Produced by UC Berkeley, RACE—The Power of an Illusion was first broadcast and released back in 2003. The three-part documentary series asks a question so basic it’s rarely raised: What is this thing called ‘race’? What we discovered was that many of our conventional assumptions about race—for instance, that the world's peoples can be divided biologically along racial lines—are wrong. Yet the costs of racism are very real, and can even have biological consequences.
The purpose of this toolkit is to guide all people leaders (supervisors, managers, and directors) as you exercise leadership and respond to the needs of your teams during our current and ongoing crises. We need all of the Lab’s leaders to join us in reaching out and listening to your team members and to each other.
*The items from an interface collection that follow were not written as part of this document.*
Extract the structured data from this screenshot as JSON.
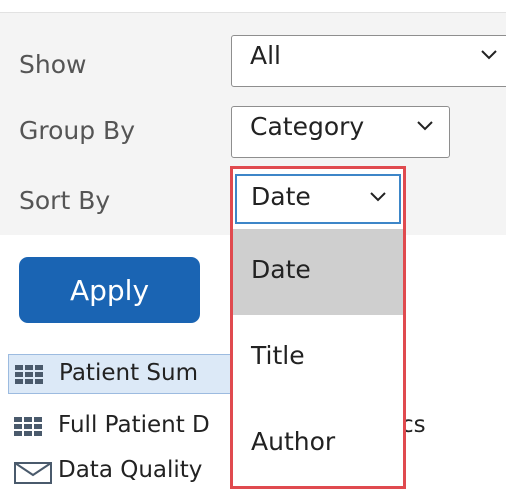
{
  "filters": {
    "show": {
      "label": "Show",
      "value": "All"
    },
    "group_by": {
      "label": "Group By",
      "value": "Category"
    },
    "sort_by": {
      "label": "Sort By",
      "value": "Date"
    }
  },
  "apply_label": "Apply",
  "sort_options": [
    "Date",
    "Title",
    "Author"
  ],
  "highlighted_option": "Date",
  "list": [
    {
      "text": "Patient Sum",
      "icon": "grid-icon",
      "selected": true
    },
    {
      "text": "Full Patient D",
      "icon": "grid-icon",
      "trailing": "cs",
      "selected": false
    },
    {
      "text": "Data Quality",
      "icon": "mail-icon",
      "selected": false
    }
  ],
  "colors": {
    "accent": "#1a64b3",
    "dropdown_outline": "#e04a4f",
    "highlight": "#cfcfcf",
    "panel_bg": "#f4f4f4"
  }
}
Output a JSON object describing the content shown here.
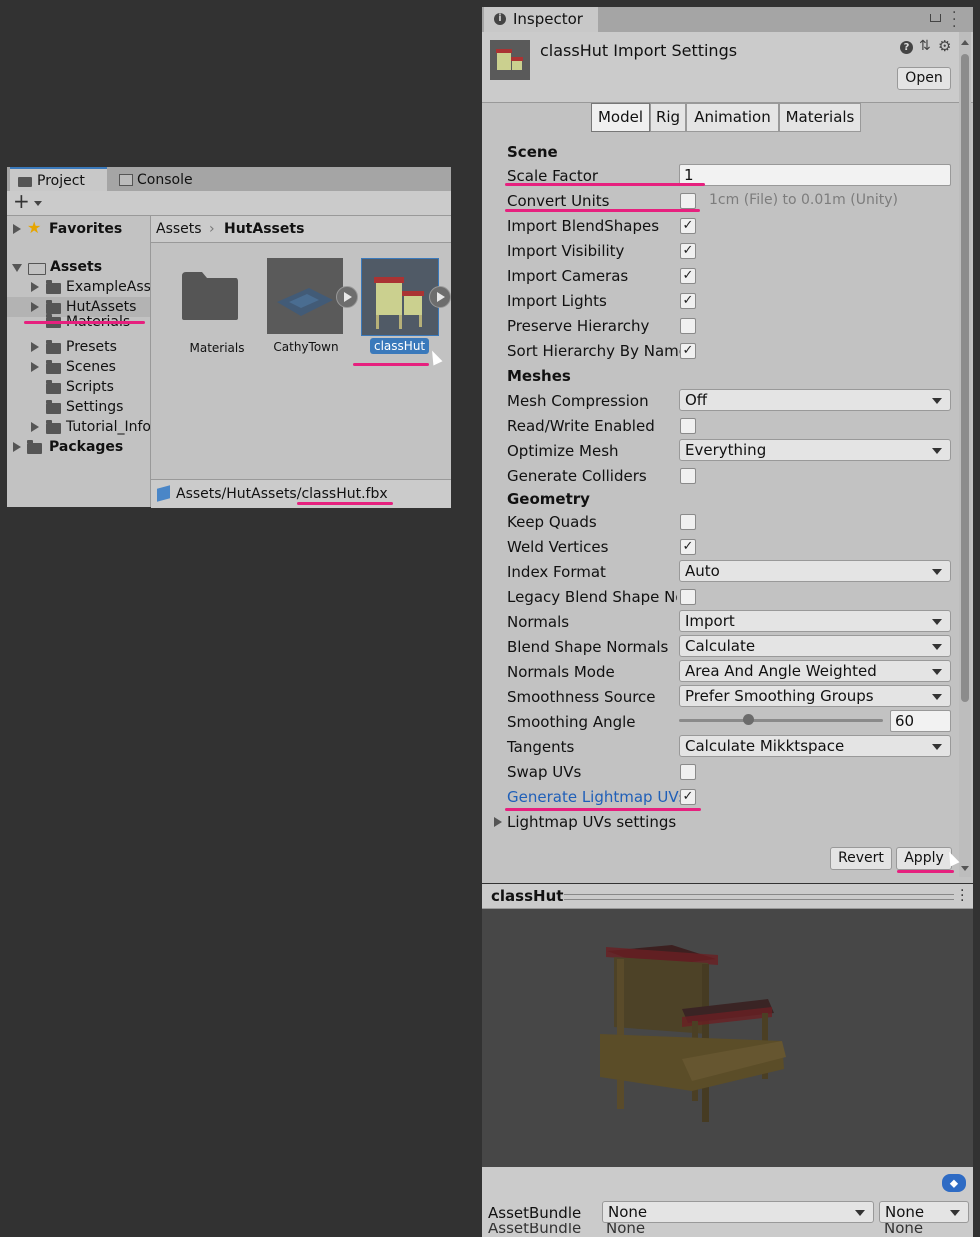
{
  "project": {
    "tabs": [
      "Project",
      "Console"
    ],
    "add_label": "+",
    "tree": {
      "favorites": "Favorites",
      "assets": "Assets",
      "children": [
        "ExampleAss",
        "HutAssets",
        "Materials",
        "Presets",
        "Scenes",
        "Scripts",
        "Settings",
        "Tutorial_Info"
      ],
      "packages": "Packages"
    },
    "breadcrumb": {
      "root": "Assets",
      "current": "HutAssets"
    },
    "grid_items": [
      "Materials",
      "CathyTown",
      "classHut"
    ],
    "path": {
      "prefix": "Assets/HutAssets/",
      "file": "classHut.fbx"
    }
  },
  "inspector": {
    "tab_label": "Inspector",
    "title": "classHut Import Settings",
    "open_button": "Open",
    "model_tabs": [
      "Model",
      "Rig",
      "Animation",
      "Materials"
    ],
    "active_tab": "Model",
    "scene_header": "Scene",
    "scale_factor_label": "Scale Factor",
    "scale_factor_value": "1",
    "convert_units_label": "Convert Units",
    "convert_units_hint": "1cm (File) to 0.01m (Unity)",
    "scene_checks": [
      {
        "label": "Import BlendShapes",
        "checked": true
      },
      {
        "label": "Import Visibility",
        "checked": true
      },
      {
        "label": "Import Cameras",
        "checked": true
      },
      {
        "label": "Import Lights",
        "checked": true
      },
      {
        "label": "Preserve Hierarchy",
        "checked": false
      },
      {
        "label": "Sort Hierarchy By Name",
        "checked": true
      }
    ],
    "meshes_header": "Meshes",
    "mesh_compression_label": "Mesh Compression",
    "mesh_compression_value": "Off",
    "read_write_label": "Read/Write Enabled",
    "optimize_mesh_label": "Optimize Mesh",
    "optimize_mesh_value": "Everything",
    "generate_colliders_label": "Generate Colliders",
    "geometry_header": "Geometry",
    "keep_quads_label": "Keep Quads",
    "weld_vertices_label": "Weld Vertices",
    "index_format_label": "Index Format",
    "index_format_value": "Auto",
    "legacy_blend_label": "Legacy Blend Shape No",
    "normals_label": "Normals",
    "normals_value": "Import",
    "blend_shape_normals_label": "Blend Shape Normals",
    "blend_shape_normals_value": "Calculate",
    "normals_mode_label": "Normals Mode",
    "normals_mode_value": "Area And Angle Weighted",
    "smoothness_source_label": "Smoothness Source",
    "smoothness_source_value": "Prefer Smoothing Groups",
    "smoothing_angle_label": "Smoothing Angle",
    "smoothing_angle_value": "60",
    "smoothing_angle_fraction": 0.33,
    "tangents_label": "Tangents",
    "tangents_value": "Calculate Mikktspace",
    "swap_uvs_label": "Swap UVs",
    "generate_lightmap_label": "Generate Lightmap UVs",
    "lightmap_settings_label": "Lightmap UVs settings",
    "revert_button": "Revert",
    "apply_button": "Apply"
  },
  "preview": {
    "title": "classHut"
  },
  "assetbundle": {
    "label": "AssetBundle",
    "name_value": "None",
    "variant_value": "None"
  },
  "colors": {
    "highlight": "#e6207e",
    "selection": "#3a79bb",
    "link_blue": "#1f5fb8"
  }
}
Together, with your help, we can understand, address, and rectify situations of racial discrimination, prejudice, and inequities within our Lab community.
Being color brave means having candid conversations about race that can help us better understand each other’s perspectives and experiences so that we can make better decisions and secure better prospects for future generations. This discussion guide can be used in large and small group meetings and events to generate dialogue and self-awareness on ways to become more color brave. (Click here to view embedded video in the guide.)
Dr. Steve Robbins, a leading expert on diversity and inclusion (D&I), came to Berkeley Lab in 2017 to kick off a yearlong discussion about inclusion. His presentation drew on the areas of cognitive neuroscience, communication, and social psychology to help us better understand how implicit biases—underlying biases of which we may not be aware—affect decisions and behaviors in hiring, promoting, and providing career development. He also shared his insights on insider/outsider culture, and how D&I efforts can be categorized as “social safety work.” His visit was part of Berkeley Lab’s D&I strategy to enhance leadership and staff awareness, and to foster a more respectful and inclusive workplace.
UC and Additional Resources
Mental Health Support for Black and African American Faculty and Staff - Employee Assistance Program
Supporting Our Community - donation and volunteer opportunities
Wellness Resources on IDEA website
Labwide Mental Health Resources - All Access Employee Resources Group
Throughout the IDEAs In Action website you'll find resources such as LinkedIn Learning courses, toolkits, discussion guides, articles, podcasts and One-Minute-for-IDEAs slides on topics related to increasing your self-awareness and being an ally. Topics include: